In the records that follow, find each line with "structured" and pull it out.

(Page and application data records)
╔══
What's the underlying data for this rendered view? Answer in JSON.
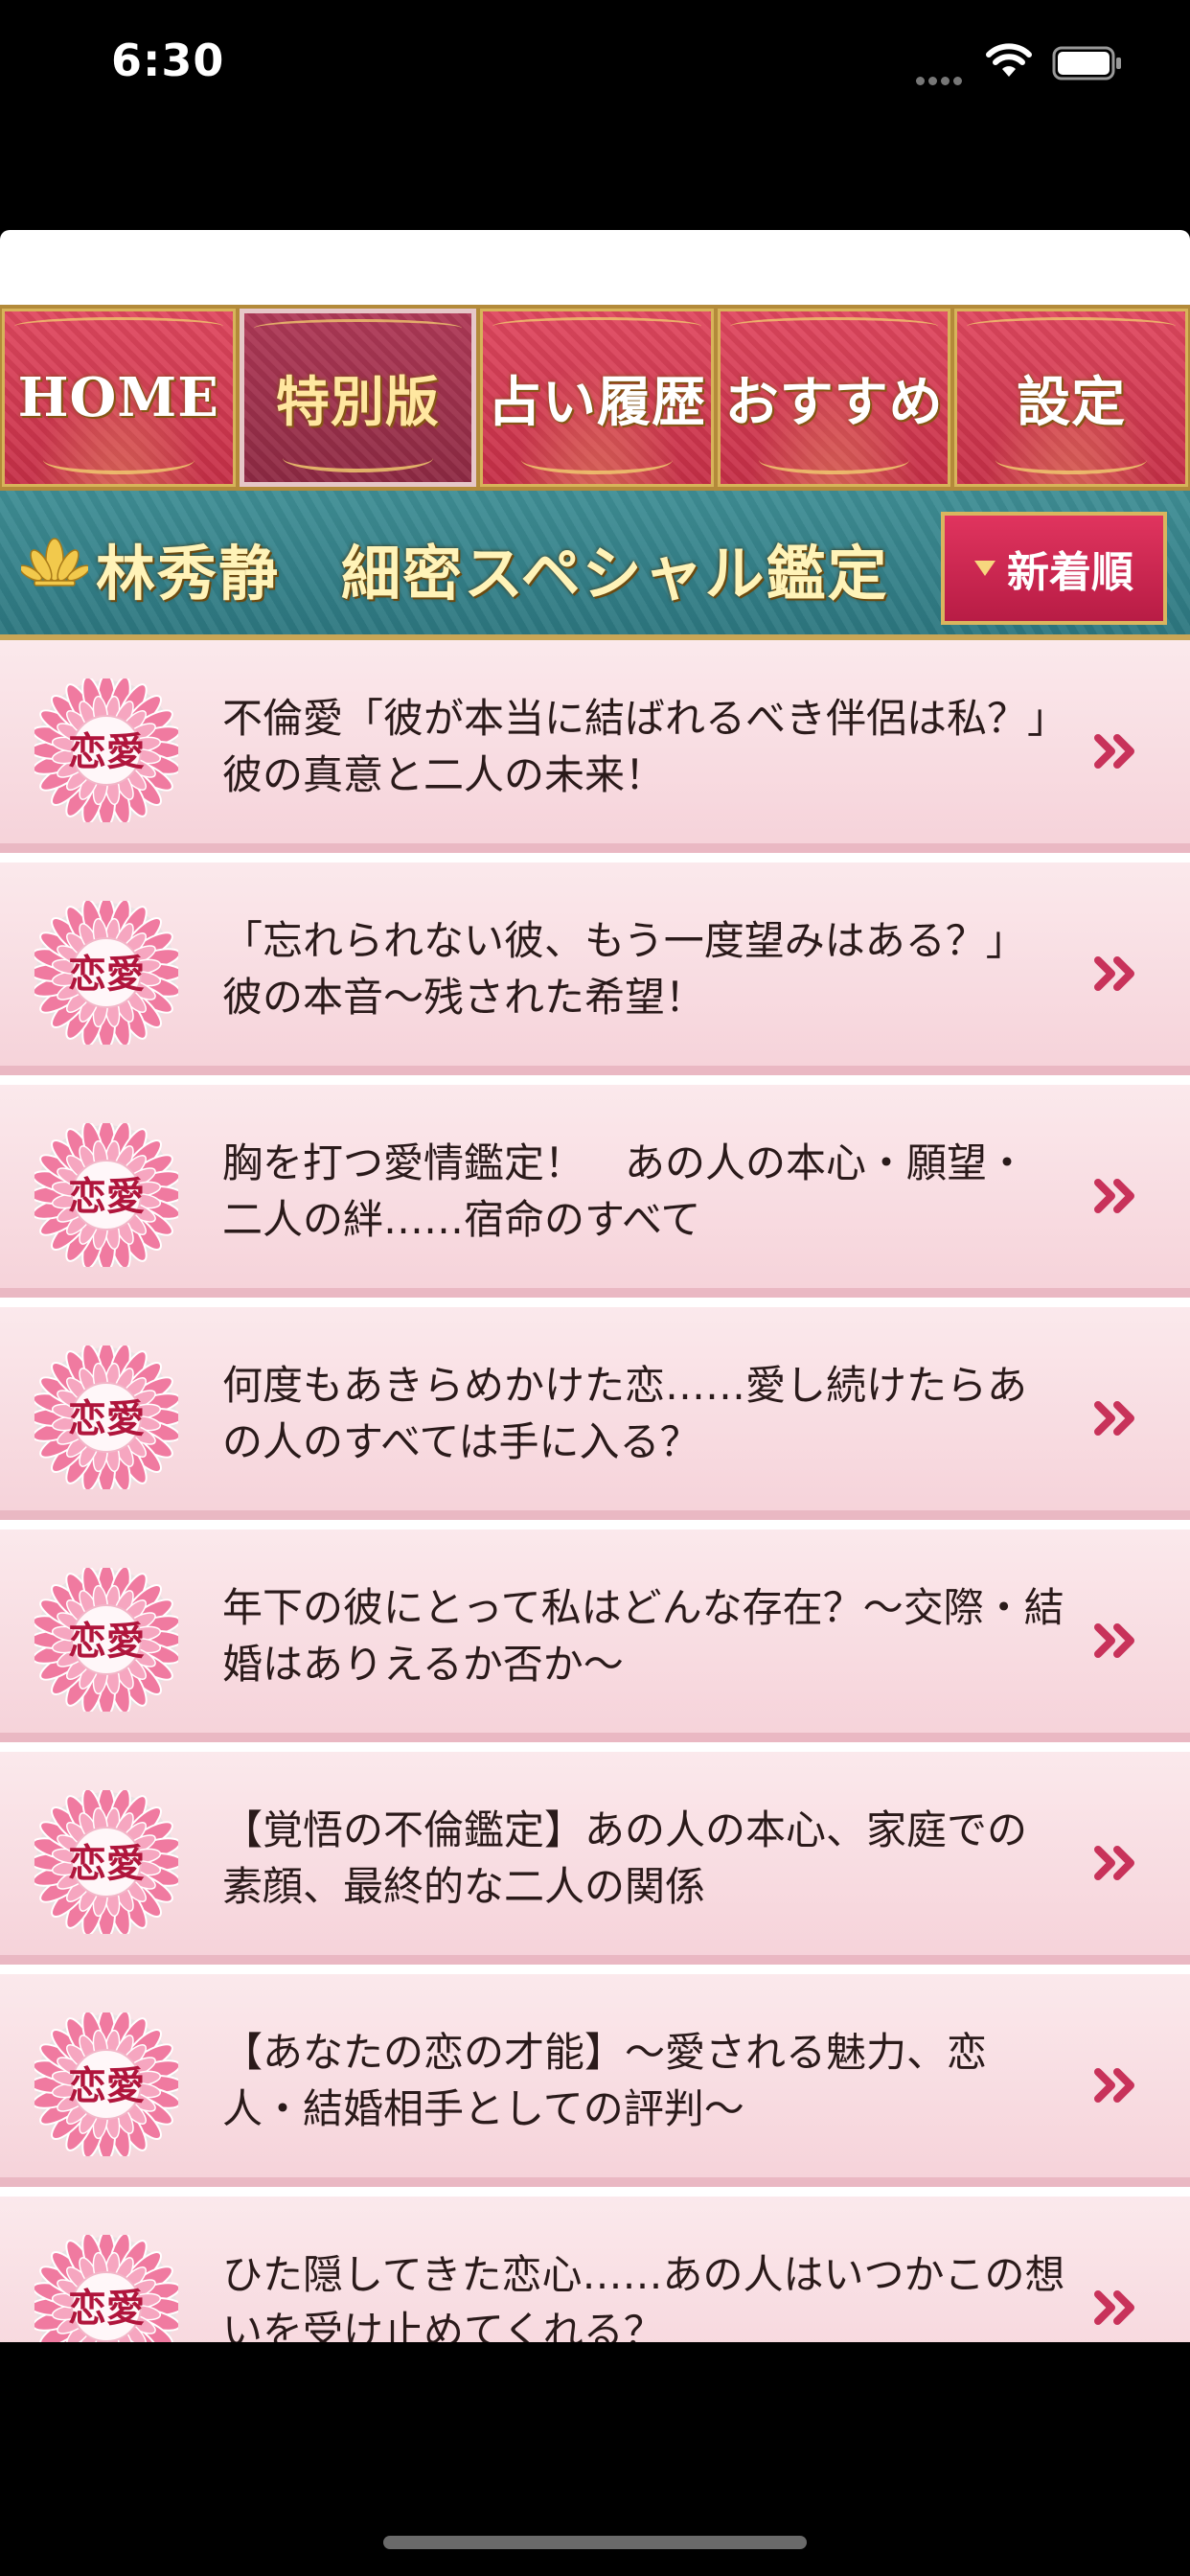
{
  "status_bar": {
    "time": "6:30",
    "icons": [
      "signal-dots-icon",
      "wifi-icon",
      "battery-icon"
    ]
  },
  "tabs": [
    {
      "label": "HOME",
      "active": false
    },
    {
      "label": "特別版",
      "active": true
    },
    {
      "label": "占い履歴",
      "active": false
    },
    {
      "label": "おすすめ",
      "active": false
    },
    {
      "label": "設定",
      "active": false
    }
  ],
  "banner": {
    "title": "林秀静　細密スペシャル鑑定",
    "sort_label": "新着順",
    "icons": [
      "lotus-icon",
      "triangle-down-icon"
    ]
  },
  "list": {
    "badge_label": "恋愛",
    "badge_icon": "chrysanthemum-badge-icon",
    "chevron_icon": "double-chevron-right-icon",
    "items": [
      {
        "text": "不倫愛「彼が本当に結ばれるべき伴侶は私？」彼の真意と二人の未来！"
      },
      {
        "text": "「忘れられない彼、もう一度望みはある？」彼の本音〜残された希望！"
      },
      {
        "text": "胸を打つ愛情鑑定！　あの人の本心・願望・二人の絆……宿命のすべて"
      },
      {
        "text": "何度もあきらめかけた恋……愛し続けたらあの人のすべては手に入る？"
      },
      {
        "text": "年下の彼にとって私はどんな存在？〜交際・結婚はありえるか否か〜"
      },
      {
        "text": "【覚悟の不倫鑑定】あの人の本心、家庭での素顔、最終的な二人の関係"
      },
      {
        "text": "【あなたの恋の才能】〜愛される魅力、恋人・結婚相手としての評判〜"
      },
      {
        "text": "ひた隠してきた恋心……あの人はいつかこの想いを受け止めてくれる？"
      }
    ]
  },
  "colors": {
    "tab_red": "#d03a52",
    "tab_active": "#9b3250",
    "banner_teal": "#35808a",
    "gold": "#d7b45a",
    "list_pink": "#f8dde3",
    "chevron": "#c8325a"
  }
}
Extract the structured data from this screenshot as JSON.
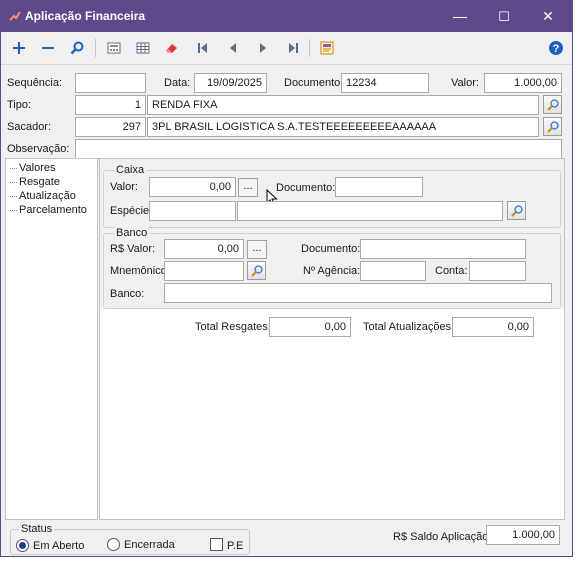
{
  "window": {
    "title": "Aplicação Financeira",
    "controls": {
      "minimize": "—",
      "maximize": "☐",
      "close": "✕"
    }
  },
  "toolbar": {
    "icons": [
      "add-icon",
      "remove-icon",
      "search-icon",
      "calculator-icon",
      "grid-icon",
      "eraser-icon",
      "first-icon",
      "previous-icon",
      "next-icon",
      "last-icon",
      "report-icon",
      "help-icon"
    ]
  },
  "header": {
    "sequencia_label": "Sequência:",
    "sequencia_value": "",
    "data_label": "Data:",
    "data_value": "19/09/2025",
    "documento_label": "Documento:",
    "documento_value": "12234",
    "valor_label": "Valor:",
    "valor_value": "1.000,00",
    "tipo_label": "Tipo:",
    "tipo_code": "1",
    "tipo_name": "RENDA FIXA",
    "sacador_label": "Sacador:",
    "sacador_code": "297",
    "sacador_name": "3PL BRASIL LOGISTICA S.A.TESTEEEEEEEEEAAAAAA",
    "observacao_label": "Observação:",
    "observacao_value": ""
  },
  "tree": {
    "items": [
      "Valores",
      "Resgate",
      "Atualização",
      "Parcelamento"
    ]
  },
  "caixa": {
    "title": "Caixa",
    "valor_label": "Valor:",
    "valor_value": "0,00",
    "dots": "...",
    "documento_label": "Documento:",
    "documento_value": "",
    "especie_label": "Espécie:",
    "especie_code": "",
    "especie_name": ""
  },
  "banco": {
    "title": "Banco",
    "valor_label": "R$ Valor:",
    "valor_value": "0,00",
    "dots": "...",
    "documento_label": "Documento:",
    "documento_value": "",
    "mnemonico_label": "Mnemônico:",
    "mnemonico_value": "",
    "agencia_label": "Nº Agência:",
    "agencia_value": "",
    "conta_label": "Conta:",
    "conta_value": "",
    "banco_label": "Banco:",
    "banco_value": ""
  },
  "totals": {
    "resgates_label": "Total Resgates:",
    "resgates_value": "0,00",
    "atualizacoes_label": "Total Atualizações:",
    "atualizacoes_value": "0,00"
  },
  "status": {
    "title": "Status",
    "em_aberto": "Em Aberto",
    "encerrada": "Encerrada",
    "pe": "P.E",
    "selected": "Em Aberto"
  },
  "saldo": {
    "label": "R$ Saldo Aplicação:",
    "value": "1.000,00"
  },
  "colors": {
    "titlebar": "#5e4a8b",
    "accent_blue": "#1f5fbf",
    "help": "#1f5fbf"
  }
}
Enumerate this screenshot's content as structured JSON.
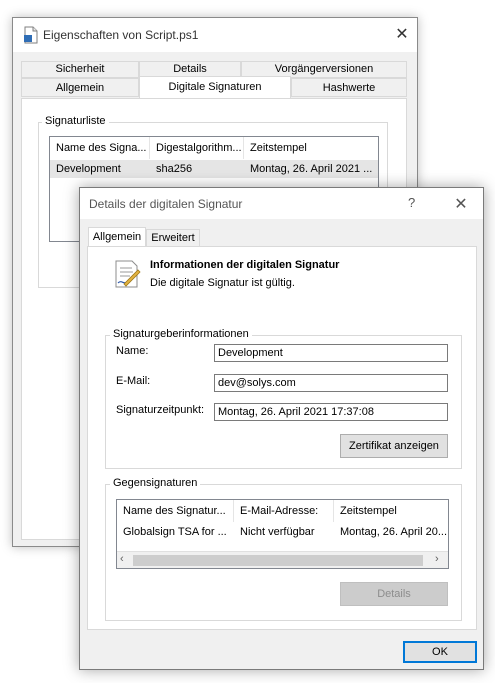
{
  "properties_window": {
    "title": "Eigenschaften von Script.ps1",
    "tabs_row1": [
      "Sicherheit",
      "Details",
      "Vorgängerversionen"
    ],
    "tabs_row2": [
      "Allgemein",
      "Digitale Signaturen",
      "Hashwerte"
    ],
    "active_tab": "Digitale Signaturen",
    "signature_list": {
      "label": "Signaturliste",
      "columns": [
        "Name des Signa...",
        "Digestalgorithm...",
        "Zeitstempel"
      ],
      "rows": [
        [
          "Development",
          "sha256",
          "Montag, 26. April 2021 ..."
        ]
      ]
    }
  },
  "details_dialog": {
    "title": "Details der digitalen Signatur",
    "help": "?",
    "close": "✕",
    "tabs": [
      "Allgemein",
      "Erweitert"
    ],
    "active_tab": "Allgemein",
    "info_heading": "Informationen der digitalen Signatur",
    "info_status": "Die digitale Signatur ist gültig.",
    "signer": {
      "label": "Signaturgeberinformationen",
      "name_label": "Name:",
      "name_value": "Development",
      "email_label": "E-Mail:",
      "email_value": "dev@solys.com",
      "time_label": "Signaturzeitpunkt:",
      "time_value": "Montag, 26. April 2021 17:37:08",
      "view_cert_button": "Zertifikat anzeigen"
    },
    "countersignatures": {
      "label": "Gegensignaturen",
      "columns": [
        "Name des Signatur...",
        "E-Mail-Adresse:",
        "Zeitstempel"
      ],
      "rows": [
        [
          "Globalsign TSA for ...",
          "Nicht verfügbar",
          "Montag, 26. April 20..."
        ]
      ],
      "details_button": "Details"
    },
    "ok_button": "OK"
  },
  "icons": {
    "window_icon": "document-script-icon",
    "info_icon": "signed-certificate-icon"
  }
}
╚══
» RESPONSE TO THE TASK:
Extract the structured data from this screenshot as JSON.
Enumerate this screenshot's content as structured JSON.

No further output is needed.